A chemical tolerance is when a higher dose is required to get the same desired results while taking a drug. Essentially, the body gets used to the drug and more of it is required to feel the effects. Unfortunately, Ambien tolerance develops quickly in some patients. Ambien was never designed to be a long-term use drug. However, some patients require their physician to increase the dosage to get the same relief. Increasing the dosage may cause users to develop a dependency to the drug. Some may find that they are unable to fall asleep without it.

ambien and alcohol

In high doses, it is possible for Ambien to provide a euphoric high, which is then be sought after by some. At this point, normal use begins to turn to abuse. According to SAMHSA, Ambien abuse is rare with those who are have a prescription. It is more likely to be with those who acquire it illicitly.

Overdose of Ambien is possible. According to SAMHSA, there were 64,175 Ambien related emergency room visits (ER) and of those 20,793 were related to over-medication. While your risk of overdose will depend on various factors such as body composition, tolerance level and history of use, it is generally considered that taking more than 150mg per kilogram of body weight is lethal. An individual weighing 50 kilograms will need to take 7,500mg of Ambien to experience a fatal overdose. While that may seem like a lot of medication, the 150mg can be greatly reduced when taken with other drugs, especially alcohol. 

How Long Does Ambien Stay in Your System?

Once Ambien enters the body, it takes around 30 minutes for the drug to reach peak potential blood concentration meaning that the full effects are felt around this mark. Compared to other drugs, this is quite fast. However, Ambien has a short half-life of around 1.5 hours. A chemicals half-life is a determination of the time it takes for the chemical to reduce to half of its ingested dose. In other words, after 1.5 hours, the 10mg dose of Ambien is essentially reduces to 5mg. However, it’s possible to feel the effects of the drug for 8 hours and the chemicals will be completely out of the body in about 14 hours. 

It is possible to detect Ambien in the body after the 14 hour mark in various tests:

  • Urine – 72 hours after use
  • Hair – 3 to 5 weeks after use
  • Saliva – 8 hours after use

Drug testing for Ambien is quite rare however circumstances such as traffic incidents may call for testing.

Mixing Ambien and Alcohol

Alcohol is a central nervous system (CNS) depressant.

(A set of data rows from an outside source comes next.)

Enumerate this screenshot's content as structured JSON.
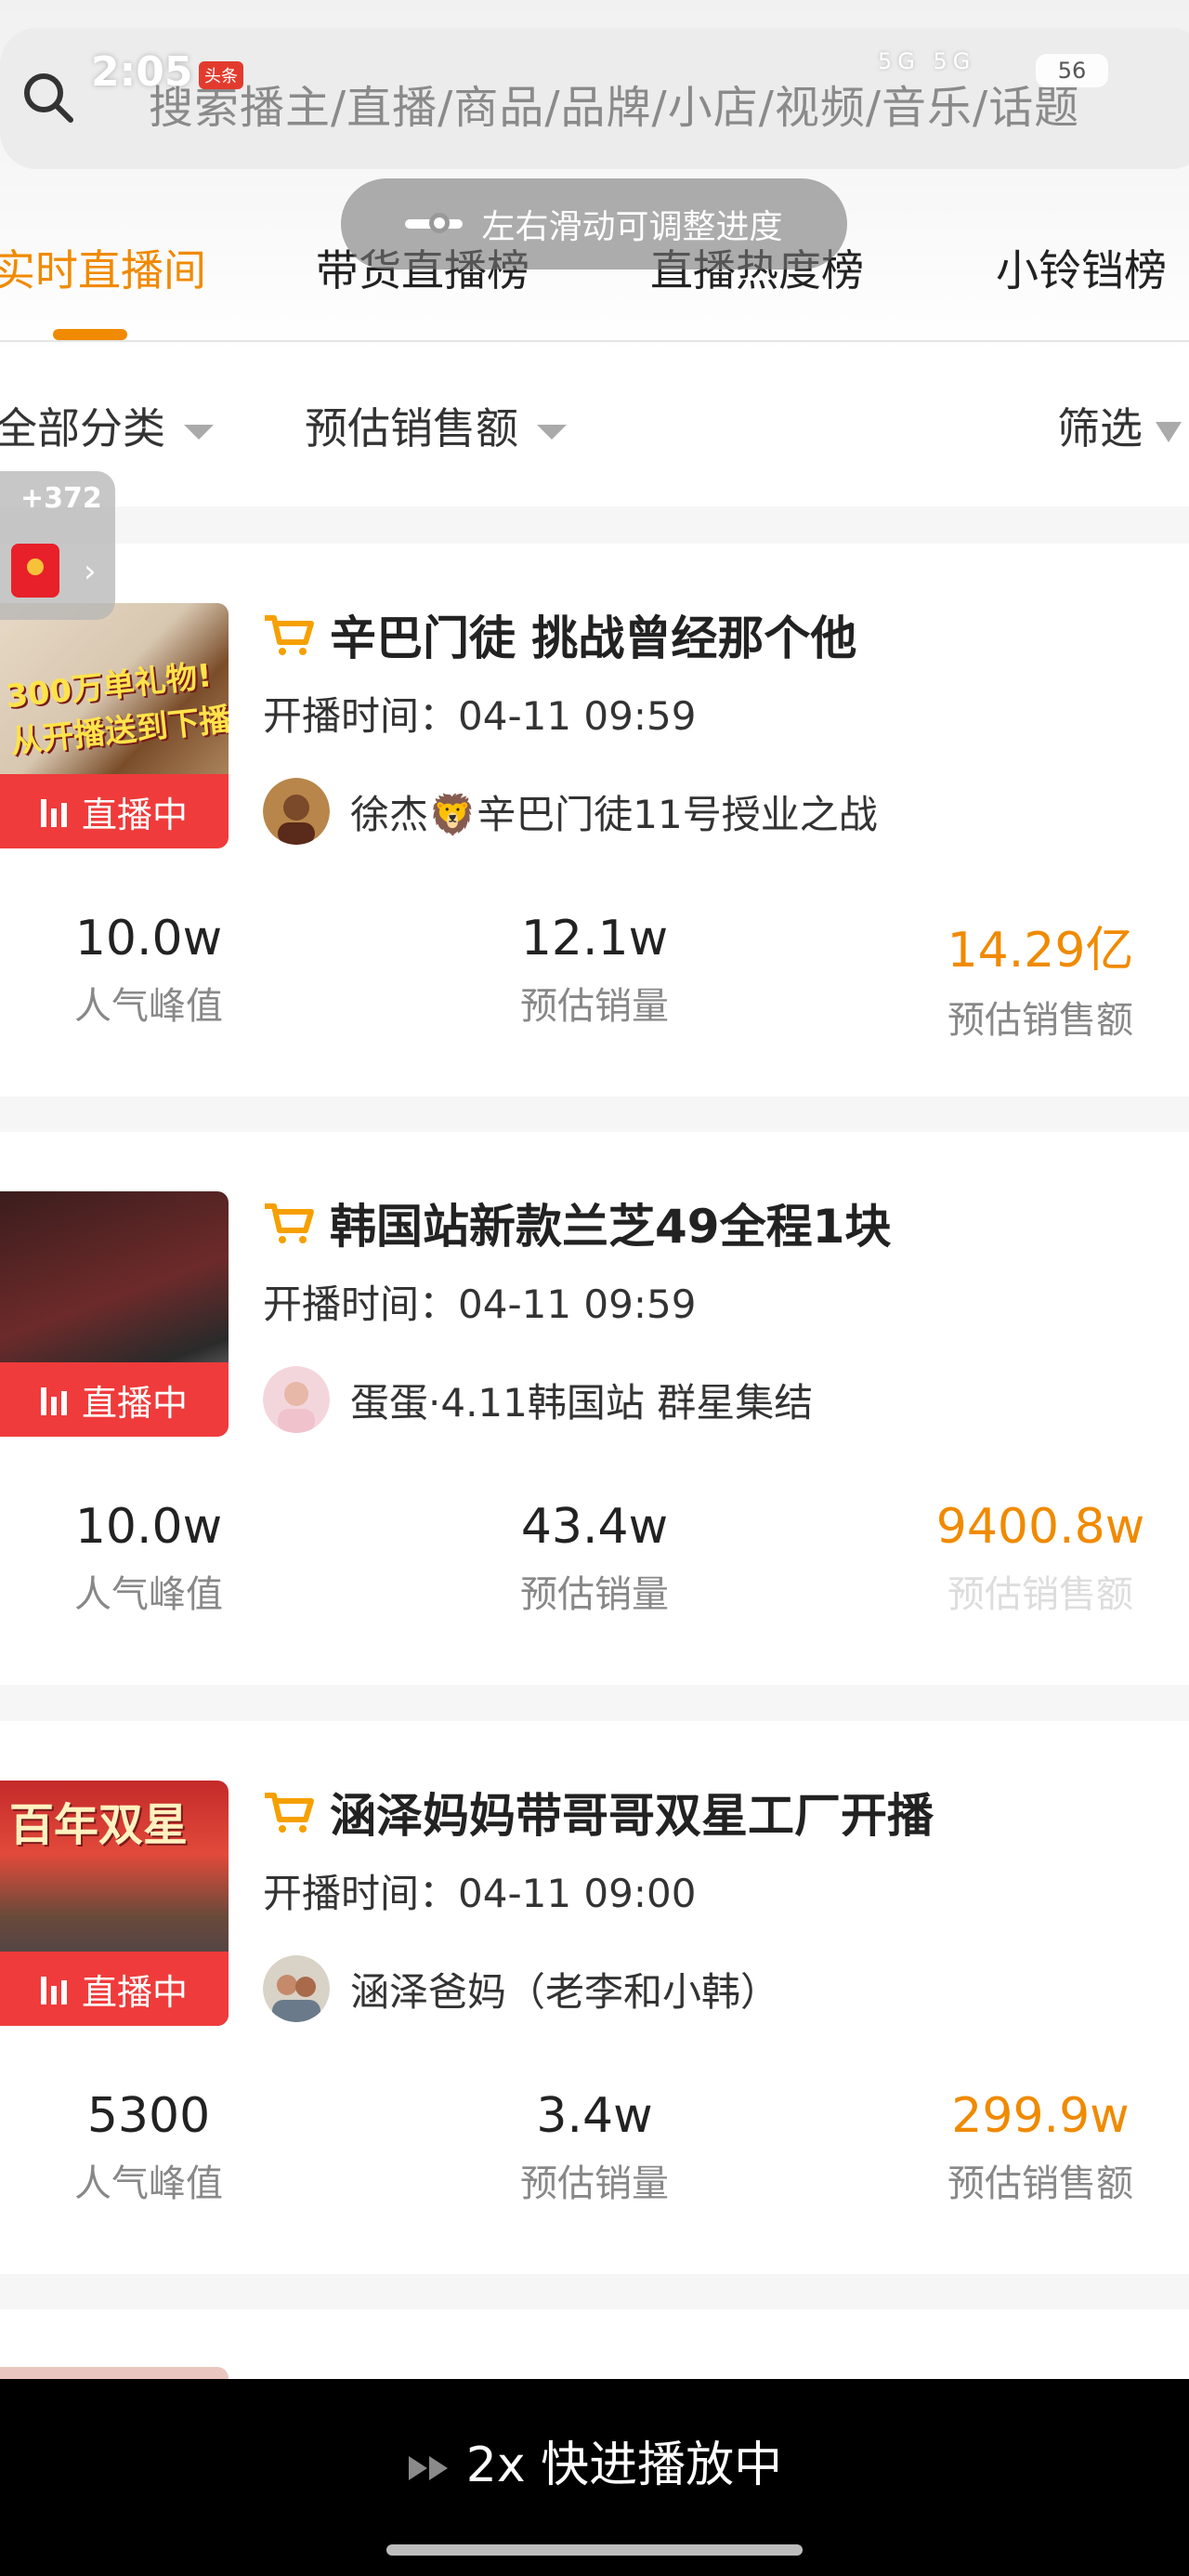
{
  "status_bar": {
    "time": "2:05",
    "badge": "头条",
    "signal": "5G 5G",
    "battery": "56"
  },
  "search": {
    "placeholder": "搜索播主/直播/商品/品牌/小店/视频/音乐/话题"
  },
  "toast": {
    "text": "左右滑动可调整进度"
  },
  "tabs": [
    {
      "label": "实时直播间",
      "active": true
    },
    {
      "label": "带货直播榜",
      "active": false
    },
    {
      "label": "直播热度榜",
      "active": false
    },
    {
      "label": "小铃铛榜",
      "active": false
    }
  ],
  "filters": {
    "category": "全部分类",
    "sort": "预估销售额",
    "filter": "筛选"
  },
  "red_packet": {
    "count": "+372"
  },
  "live_label": "直播中",
  "stat_labels": {
    "peak": "人气峰值",
    "volume": "预估销量",
    "sales": "预估销售额"
  },
  "cards": [
    {
      "title": "辛巴门徒 挑战曾经那个他",
      "start_time": "开播时间：04-11 09:59",
      "host": "徐杰🦁辛巴门徒11号授业之战",
      "thumb_text": "300万单礼物!\n从开播送到下播!",
      "peak": "10.0w",
      "volume": "12.1w",
      "sales": "14.29亿"
    },
    {
      "title": "韩国站新款兰芝49全程1块",
      "start_time": "开播时间：04-11 09:59",
      "host": "蛋蛋·4.11韩国站 群星集结",
      "thumb_text": "",
      "peak": "10.0w",
      "volume": "43.4w",
      "sales": "9400.8w"
    },
    {
      "title": "涵泽妈妈带哥哥双星工厂开播",
      "start_time": "开播时间：04-11 09:00",
      "host": "涵泽爸妈（老李和小韩）",
      "thumb_text": "百年双星",
      "peak": "5300",
      "volume": "3.4w",
      "sales": "299.9w"
    }
  ],
  "bottom_bar": {
    "label": "2x 快进播放中"
  },
  "colors": {
    "accent": "#f08a00",
    "live_red": "#ef3b3b"
  }
}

A CNS depressant will slow brain and nerve function thus having an effect on motor and cognitive function. Ambien has very similar CNS depressant effects by binding to the GABA receptors in the brain. Two depressants or drugs mixed together (also referred to as polysubstance abuse) will amplify the overall effects and can pose serious overdose risks. According to the National Institute of Alcohol Abuse and Alcoholism (NIAAA), mixing alcohol with other depressants such as Ambien can cause drowsiness, slowed or difficulty breathing, impaired motor skills, and memory problems. With two powerful depressants working, it can cause breathing to slow to a dangerously low level or stop completely. Death can also occur by engaging in dangerous behavior often associated with alcohol use. 

Getting Help

Getting off Ambien may seem difficult. Especially if the user has been using it for an extended period and believes it is necessary for a good night’s sleep. Someone with a problem with ambien and alcohol needs specialized help. However, with the proper attention and guidance, recovery is possible. If you or a loved one is struggling with addiction, please contact us today to see how we can help.

*Resources:
Hypnotic medications and suicide – NIH
Emergency Department Visits – SAMHSA
Harmful Interactions – NIAAA